] for the management of devices and IoT services.
Based on the presented limitations, we believe that there are imperative directions that have to be considered in the future for IoT research studies. One of the critical challenges which need to be addressed is the interoperability of the proposed IoT platforms with existing platforms. Well-known research institutes and journal publishers should define the main IoT challenges as special issues to reduce the number of partial solutions proposed in the literature. These research institutes and research groups should also work towards the standardization of IoT. IoT simulation software should be developed to test the different IoT architectures, algorithms, and protocols.
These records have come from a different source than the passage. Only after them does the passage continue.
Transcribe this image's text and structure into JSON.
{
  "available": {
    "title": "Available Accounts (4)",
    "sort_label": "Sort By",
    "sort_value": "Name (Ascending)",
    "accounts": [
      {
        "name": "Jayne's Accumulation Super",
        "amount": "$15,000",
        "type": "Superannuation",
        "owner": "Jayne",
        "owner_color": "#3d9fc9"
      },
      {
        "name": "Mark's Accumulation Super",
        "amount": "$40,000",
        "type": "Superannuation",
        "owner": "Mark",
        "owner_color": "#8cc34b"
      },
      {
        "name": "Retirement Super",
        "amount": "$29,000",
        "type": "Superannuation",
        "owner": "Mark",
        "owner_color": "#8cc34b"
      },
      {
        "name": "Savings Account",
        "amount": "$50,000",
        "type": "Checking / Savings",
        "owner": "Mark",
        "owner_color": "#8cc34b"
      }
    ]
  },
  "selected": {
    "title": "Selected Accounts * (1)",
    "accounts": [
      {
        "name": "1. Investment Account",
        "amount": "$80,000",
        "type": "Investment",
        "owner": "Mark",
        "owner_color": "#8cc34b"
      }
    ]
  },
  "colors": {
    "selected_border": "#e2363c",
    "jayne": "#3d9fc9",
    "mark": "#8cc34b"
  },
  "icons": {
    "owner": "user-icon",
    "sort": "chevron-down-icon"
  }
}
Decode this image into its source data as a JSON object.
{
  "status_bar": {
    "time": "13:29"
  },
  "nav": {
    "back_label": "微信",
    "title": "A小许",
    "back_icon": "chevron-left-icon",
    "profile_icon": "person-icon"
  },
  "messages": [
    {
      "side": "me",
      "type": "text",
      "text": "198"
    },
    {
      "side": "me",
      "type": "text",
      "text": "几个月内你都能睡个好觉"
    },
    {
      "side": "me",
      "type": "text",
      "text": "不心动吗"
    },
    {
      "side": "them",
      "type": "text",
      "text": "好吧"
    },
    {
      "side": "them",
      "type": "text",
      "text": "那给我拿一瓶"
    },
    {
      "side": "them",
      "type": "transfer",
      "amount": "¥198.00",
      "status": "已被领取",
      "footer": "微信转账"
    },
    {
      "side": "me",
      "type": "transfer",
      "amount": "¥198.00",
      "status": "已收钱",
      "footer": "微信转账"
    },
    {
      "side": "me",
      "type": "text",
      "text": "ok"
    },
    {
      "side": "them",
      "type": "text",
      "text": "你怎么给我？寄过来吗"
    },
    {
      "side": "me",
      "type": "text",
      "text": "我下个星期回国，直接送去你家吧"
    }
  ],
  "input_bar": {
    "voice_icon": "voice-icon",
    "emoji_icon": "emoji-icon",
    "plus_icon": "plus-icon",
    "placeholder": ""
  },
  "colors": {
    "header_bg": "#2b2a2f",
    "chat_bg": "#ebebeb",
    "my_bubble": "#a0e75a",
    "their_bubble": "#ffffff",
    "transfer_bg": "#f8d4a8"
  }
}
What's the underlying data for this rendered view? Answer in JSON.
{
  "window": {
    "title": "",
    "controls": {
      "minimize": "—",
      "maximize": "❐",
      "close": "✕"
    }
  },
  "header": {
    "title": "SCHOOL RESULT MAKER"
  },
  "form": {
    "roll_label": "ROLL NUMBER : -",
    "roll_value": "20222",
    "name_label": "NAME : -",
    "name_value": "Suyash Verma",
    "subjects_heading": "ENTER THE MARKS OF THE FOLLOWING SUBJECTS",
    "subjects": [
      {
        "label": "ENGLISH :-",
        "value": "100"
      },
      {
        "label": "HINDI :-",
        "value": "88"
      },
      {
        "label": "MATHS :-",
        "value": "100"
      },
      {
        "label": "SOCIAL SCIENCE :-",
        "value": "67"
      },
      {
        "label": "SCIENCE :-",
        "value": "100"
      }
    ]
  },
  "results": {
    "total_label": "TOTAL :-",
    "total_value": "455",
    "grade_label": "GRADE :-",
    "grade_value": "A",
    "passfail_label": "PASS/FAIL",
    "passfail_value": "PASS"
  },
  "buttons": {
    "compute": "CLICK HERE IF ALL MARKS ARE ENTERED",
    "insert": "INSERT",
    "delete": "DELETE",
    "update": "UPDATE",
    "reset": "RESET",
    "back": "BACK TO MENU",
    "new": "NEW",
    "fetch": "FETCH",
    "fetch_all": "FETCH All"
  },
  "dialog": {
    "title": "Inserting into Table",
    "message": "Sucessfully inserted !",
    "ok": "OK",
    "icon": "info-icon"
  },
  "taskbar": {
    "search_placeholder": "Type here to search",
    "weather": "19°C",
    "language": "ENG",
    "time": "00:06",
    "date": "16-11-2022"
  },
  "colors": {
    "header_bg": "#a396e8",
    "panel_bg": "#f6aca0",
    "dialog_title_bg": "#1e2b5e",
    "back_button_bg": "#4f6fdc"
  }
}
The real implementation of IoT solutions and performance analysis tools should be developed to test the platforms proposed in the IoT domain. Machine learning applied to SDN coupled with NFV will overcome the management complexity of high-scaled IoT networks. SDN enables the programmability of network functions to overcome IoT heterogeneity challenges. EC coupled with a machine learning-based SDN controller will enable real-time management of big data.
Innovations and development to the communication technologies such as SDN address heterogeneous communication, quality of service requirements, unpredictable network conditions, and a massive influx of data. SDN aims to deploy rule-based management to control and add intelligence to the network using high-level policies to have integral control of the network without knowing issues related to low-level configurations. This paper aims to discuss IoT leveraging SDN solutions to address security challenges, cost of hardware, centralization, and resources management in the IoT environment. Machine learning-based SDN solutions perform optimization of the IoT network, data analysis, and automated and intelligent services provisioning. Machine learning-based SDN solutions also improve the performance, efficiency, and security of IoT solutions. We also addressed potential real-world applications and their relative demerits. The limitations presented in this study provide promising directions towards IoT research studies. Interoperability of the IoT platforms, cooperation functions between SDN and NFV, VNF distribution, and management of tunnels problems are still needed to be addressed. In vehicular networks, software-defined architectures are used to maintain functional stability, reduce control overhead, but poor resource allocations should be addressed. Research institutes and research groups should work towards the standardization of IoT. IoT-SDN simulation software should be developed to test the different software-defined IoT architectures, algorithms, and protocols. IoT leveraging machine learning-based SDN solutions have limited healthcare, smart homes, smart cities for sustainable solutions. Lastly, the problem of fault detection and poor management should be addressed in smart grid environments.